For most, Foals' performance is the first chance to see how working with Dave Sitek on their debut has warped them from their initially promising groundings. It hasn't. Whilst they are a tighter unit than before, there has not been the progression that many had hoped would have developed. Whilst the skewed innovation of Battles remains the root of their sound, there remains in this a Bloc Party-sourced yelping that can sometimes flounder. 'Balloons' seems to curtail into the next effort - all of a sudden it’s 'Mathletics' and our ears are oblivious in calling to question whether Foals are merely one trick ponies.
Similar accusations could be levelled at Fucked Up and Uffie, though without the easy humour. Bored, motion gradually becomes a means for warmth rather than for exploration. Minds closing in around us, we rock back and forth with other casualties in a tent watching Medhi being too lively for our eyes to really take as they start to seal over.

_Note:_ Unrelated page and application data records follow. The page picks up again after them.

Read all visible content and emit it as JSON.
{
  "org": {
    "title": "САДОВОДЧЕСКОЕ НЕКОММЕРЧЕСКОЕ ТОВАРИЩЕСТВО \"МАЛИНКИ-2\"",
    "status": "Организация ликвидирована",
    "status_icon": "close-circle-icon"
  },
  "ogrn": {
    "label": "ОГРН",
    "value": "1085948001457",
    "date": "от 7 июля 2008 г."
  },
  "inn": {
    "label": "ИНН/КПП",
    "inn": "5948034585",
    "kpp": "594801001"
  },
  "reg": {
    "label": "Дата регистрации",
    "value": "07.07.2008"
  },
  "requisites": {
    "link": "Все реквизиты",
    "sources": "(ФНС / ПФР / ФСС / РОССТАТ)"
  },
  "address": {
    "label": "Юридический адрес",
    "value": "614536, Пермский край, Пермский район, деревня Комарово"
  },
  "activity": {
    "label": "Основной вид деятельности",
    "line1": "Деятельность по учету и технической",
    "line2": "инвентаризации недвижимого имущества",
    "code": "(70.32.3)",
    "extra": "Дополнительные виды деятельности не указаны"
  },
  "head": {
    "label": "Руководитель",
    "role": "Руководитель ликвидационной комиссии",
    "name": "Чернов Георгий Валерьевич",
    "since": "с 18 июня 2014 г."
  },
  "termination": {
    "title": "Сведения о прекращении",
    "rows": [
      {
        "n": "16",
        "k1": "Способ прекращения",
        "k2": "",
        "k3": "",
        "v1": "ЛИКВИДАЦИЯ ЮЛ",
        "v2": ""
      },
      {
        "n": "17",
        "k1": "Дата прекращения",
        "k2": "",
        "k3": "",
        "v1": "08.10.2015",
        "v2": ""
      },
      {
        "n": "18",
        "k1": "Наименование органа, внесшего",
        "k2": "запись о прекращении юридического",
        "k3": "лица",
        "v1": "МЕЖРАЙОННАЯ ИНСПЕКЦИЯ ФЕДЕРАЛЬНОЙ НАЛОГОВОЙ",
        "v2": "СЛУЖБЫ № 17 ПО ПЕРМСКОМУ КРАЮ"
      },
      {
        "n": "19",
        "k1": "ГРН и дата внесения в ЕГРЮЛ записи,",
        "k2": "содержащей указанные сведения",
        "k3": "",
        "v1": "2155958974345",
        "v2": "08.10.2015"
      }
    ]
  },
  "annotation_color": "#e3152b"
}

When the performances start to dry up around 4am and with only a few tents scattered throughout the grounds, it leaves many a heavy head on hay bails with little in the way of shelter other than a propped position against an oak. The scenic nature of the grounds provide the festival an impressive setting, but whilst it may boast a venue with the largest ash tree in Britain, given the ultimatum, with only one food stall on site serving spinach and ricotta twists, most would chose a mouthful over an eyeful. Rutgot... Gutrot... Fatigue and dejection have set in around the site and many start to amble back towards tents/cars/train station. Some hardy sorts battle the collective sigh by rocking up on the fell trunks dotted across the freezing landscape. Comedowns litter the gardens like wheezing black holes.
It's like a festival having been circumcised, serving a purpose but lacking in providing anything much in the way of true enjoyment. With reams of tickets going spare in tight pockets, curling like thin-cleaved skin we begin the joyless, 12-hour odyssey home to bed. No sleep on concrete, no sleep on trains, with little to rationalise the ache.